Before the ensign could reply, the shimmering outline made another vague gesture. As if on cue, one of the spheres in the Ring opened a gunport and fired. One of the Parsnaak ships was hit and exploded immediately. The force of the blast rocked the three remaining ships. After a few moments, the vessels became stable again, but found themselves now manned by suddenly-somber crews.
“I will ask you again, General Bota, to remember our agreement,” the bodiless voice said.
“I will remember,” Bota declared. “Now, what do you require for the secret of the Ring?”
“A small thing, really,” said the strange visitor. “But I now feel that some degree of insurance may be required to keep you mindful of your obligations.”
General Bota was about to ask for an explanation, when suddenly another glimmering outline appeared. Unlike the first, however, this one soon took on an actual physical form. It was humanoid in appearance, but dark, huge, and impressively muscled.
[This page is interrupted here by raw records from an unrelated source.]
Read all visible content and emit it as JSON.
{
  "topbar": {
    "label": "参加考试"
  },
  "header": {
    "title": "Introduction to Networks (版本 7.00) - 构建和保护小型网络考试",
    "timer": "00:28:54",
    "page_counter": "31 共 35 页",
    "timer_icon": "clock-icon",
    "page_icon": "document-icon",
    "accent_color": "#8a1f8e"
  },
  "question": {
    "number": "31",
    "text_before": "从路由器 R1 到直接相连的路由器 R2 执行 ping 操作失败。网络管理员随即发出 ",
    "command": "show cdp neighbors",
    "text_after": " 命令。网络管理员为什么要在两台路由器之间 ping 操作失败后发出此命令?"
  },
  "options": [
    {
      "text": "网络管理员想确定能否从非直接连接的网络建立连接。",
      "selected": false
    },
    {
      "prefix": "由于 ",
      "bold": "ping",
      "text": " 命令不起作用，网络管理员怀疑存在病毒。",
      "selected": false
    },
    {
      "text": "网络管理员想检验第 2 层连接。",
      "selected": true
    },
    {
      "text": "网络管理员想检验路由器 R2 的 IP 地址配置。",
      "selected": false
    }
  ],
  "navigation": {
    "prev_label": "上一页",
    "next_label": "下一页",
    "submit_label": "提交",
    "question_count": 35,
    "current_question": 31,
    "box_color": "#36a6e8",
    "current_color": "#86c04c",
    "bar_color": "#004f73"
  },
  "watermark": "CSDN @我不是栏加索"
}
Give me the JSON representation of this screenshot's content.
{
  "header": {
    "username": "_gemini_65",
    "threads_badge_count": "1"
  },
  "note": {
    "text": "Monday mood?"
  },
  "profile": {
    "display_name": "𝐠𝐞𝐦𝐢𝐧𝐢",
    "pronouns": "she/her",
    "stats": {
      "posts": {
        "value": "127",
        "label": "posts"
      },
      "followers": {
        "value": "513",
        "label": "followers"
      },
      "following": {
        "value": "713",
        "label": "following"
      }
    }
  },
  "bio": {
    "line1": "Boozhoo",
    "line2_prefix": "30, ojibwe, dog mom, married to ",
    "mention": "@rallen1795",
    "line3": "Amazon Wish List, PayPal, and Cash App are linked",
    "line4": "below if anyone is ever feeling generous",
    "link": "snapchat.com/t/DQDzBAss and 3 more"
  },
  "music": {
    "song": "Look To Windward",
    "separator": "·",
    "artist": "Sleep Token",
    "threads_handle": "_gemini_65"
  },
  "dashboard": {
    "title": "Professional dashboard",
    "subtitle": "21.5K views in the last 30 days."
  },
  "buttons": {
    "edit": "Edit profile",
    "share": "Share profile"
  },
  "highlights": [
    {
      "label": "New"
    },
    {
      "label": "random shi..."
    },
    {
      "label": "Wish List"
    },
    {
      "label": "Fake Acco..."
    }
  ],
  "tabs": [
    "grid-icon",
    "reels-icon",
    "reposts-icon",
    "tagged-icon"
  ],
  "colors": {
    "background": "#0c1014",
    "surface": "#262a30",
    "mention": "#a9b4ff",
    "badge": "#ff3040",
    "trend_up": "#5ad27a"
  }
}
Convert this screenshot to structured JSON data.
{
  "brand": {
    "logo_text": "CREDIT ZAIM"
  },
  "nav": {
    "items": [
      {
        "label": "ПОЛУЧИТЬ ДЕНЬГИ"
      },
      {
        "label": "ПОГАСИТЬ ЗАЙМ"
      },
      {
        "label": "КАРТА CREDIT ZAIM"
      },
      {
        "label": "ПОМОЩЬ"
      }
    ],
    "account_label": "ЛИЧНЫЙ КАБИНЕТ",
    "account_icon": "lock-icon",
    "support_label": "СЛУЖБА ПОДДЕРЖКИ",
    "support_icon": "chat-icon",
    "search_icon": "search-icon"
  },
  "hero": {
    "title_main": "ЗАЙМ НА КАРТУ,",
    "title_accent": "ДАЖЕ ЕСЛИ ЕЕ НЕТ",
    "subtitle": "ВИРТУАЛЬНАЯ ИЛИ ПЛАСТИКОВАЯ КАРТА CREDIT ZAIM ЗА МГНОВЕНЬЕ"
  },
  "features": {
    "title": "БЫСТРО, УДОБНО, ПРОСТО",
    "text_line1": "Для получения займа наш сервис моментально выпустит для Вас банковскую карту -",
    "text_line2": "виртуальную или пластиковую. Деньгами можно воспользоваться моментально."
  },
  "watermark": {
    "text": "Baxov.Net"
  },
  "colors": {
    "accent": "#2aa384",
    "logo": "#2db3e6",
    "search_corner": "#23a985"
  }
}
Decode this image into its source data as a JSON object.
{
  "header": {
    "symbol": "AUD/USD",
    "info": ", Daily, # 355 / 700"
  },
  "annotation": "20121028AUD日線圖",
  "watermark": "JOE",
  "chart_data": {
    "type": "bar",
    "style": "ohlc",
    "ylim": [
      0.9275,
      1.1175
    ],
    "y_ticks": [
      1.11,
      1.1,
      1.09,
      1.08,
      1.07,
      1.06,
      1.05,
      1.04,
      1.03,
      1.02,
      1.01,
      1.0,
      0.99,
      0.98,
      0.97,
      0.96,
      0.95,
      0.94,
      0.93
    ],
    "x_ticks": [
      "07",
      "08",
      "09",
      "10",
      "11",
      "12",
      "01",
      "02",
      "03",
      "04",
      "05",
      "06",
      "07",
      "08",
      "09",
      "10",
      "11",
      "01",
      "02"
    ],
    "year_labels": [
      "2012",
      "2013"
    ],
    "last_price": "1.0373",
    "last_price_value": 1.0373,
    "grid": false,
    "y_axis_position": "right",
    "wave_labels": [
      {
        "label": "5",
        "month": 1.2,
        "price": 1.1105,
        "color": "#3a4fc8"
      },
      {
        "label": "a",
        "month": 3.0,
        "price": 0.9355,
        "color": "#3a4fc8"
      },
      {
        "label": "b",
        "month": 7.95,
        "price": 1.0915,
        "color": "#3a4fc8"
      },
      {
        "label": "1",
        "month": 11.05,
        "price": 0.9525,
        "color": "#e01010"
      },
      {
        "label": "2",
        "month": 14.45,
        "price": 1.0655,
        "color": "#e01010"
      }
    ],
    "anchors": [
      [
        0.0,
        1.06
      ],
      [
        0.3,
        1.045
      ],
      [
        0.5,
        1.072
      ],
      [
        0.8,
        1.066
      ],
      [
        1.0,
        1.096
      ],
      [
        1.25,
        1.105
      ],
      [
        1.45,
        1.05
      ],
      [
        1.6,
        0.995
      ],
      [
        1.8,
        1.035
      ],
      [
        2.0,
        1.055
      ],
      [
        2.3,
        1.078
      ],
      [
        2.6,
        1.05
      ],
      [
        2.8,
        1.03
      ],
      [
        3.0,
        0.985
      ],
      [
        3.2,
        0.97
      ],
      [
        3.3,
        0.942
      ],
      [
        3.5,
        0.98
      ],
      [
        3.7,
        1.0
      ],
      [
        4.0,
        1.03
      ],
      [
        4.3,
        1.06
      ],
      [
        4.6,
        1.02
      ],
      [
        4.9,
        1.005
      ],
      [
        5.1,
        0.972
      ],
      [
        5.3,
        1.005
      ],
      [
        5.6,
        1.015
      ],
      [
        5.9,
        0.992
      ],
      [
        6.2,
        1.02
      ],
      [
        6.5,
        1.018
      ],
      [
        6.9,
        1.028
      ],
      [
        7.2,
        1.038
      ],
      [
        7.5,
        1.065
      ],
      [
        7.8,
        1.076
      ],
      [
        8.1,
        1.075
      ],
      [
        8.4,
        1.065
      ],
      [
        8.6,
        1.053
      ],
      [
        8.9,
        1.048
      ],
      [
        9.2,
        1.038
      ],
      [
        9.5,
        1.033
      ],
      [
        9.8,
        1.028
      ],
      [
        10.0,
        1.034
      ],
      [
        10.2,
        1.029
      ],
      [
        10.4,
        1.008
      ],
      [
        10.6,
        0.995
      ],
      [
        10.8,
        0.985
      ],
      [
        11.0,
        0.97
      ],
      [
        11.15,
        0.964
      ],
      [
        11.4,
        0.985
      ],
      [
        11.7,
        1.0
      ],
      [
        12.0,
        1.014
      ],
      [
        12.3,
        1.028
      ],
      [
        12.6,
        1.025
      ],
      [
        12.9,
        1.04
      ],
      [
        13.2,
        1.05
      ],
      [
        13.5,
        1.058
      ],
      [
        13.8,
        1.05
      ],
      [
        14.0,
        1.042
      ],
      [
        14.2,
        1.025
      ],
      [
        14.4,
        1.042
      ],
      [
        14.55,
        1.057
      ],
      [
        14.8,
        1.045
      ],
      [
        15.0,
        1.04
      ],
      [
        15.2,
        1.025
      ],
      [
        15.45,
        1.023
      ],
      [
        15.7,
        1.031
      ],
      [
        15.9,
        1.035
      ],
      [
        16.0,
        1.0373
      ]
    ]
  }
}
“This is Obsidian,” the bodiless voice announced. “Obsidian, a demonstration, if you will.”
Obsidian immediately dropped to one knee, and then pounded a fist down at — no, through — the solid metal floor. All around him, mouths dropped open.
“By Krako’s light!” Xarn screeched.
Their odd visitor laughed. “By all means, call on your gods if you think they can help you, but let me inform you that Obsidian is an Enforcer of the highest rank. He will assist you if necessary — and ensure that you do not become forgetful of your primary mission.”
“Which is?” General Bota asked.
“There is a man,” the disembodied voice said. “I want you to find him and kill him.”
“That would seem a simple enough task for a being of your power. Why come to us?”
“I have my reasons. You will find the man in question on the planet Muse. This is what he looks like.”
The image of a man — tall and well-muscled — appeared. Young and handsome, his most striking feature was a wisp of white hair extending up from the center of his forehead into an otherwise all-dark head of hair.
“Find this man,” the shimmering outline said in its strange voice. “Find him, and kill him.”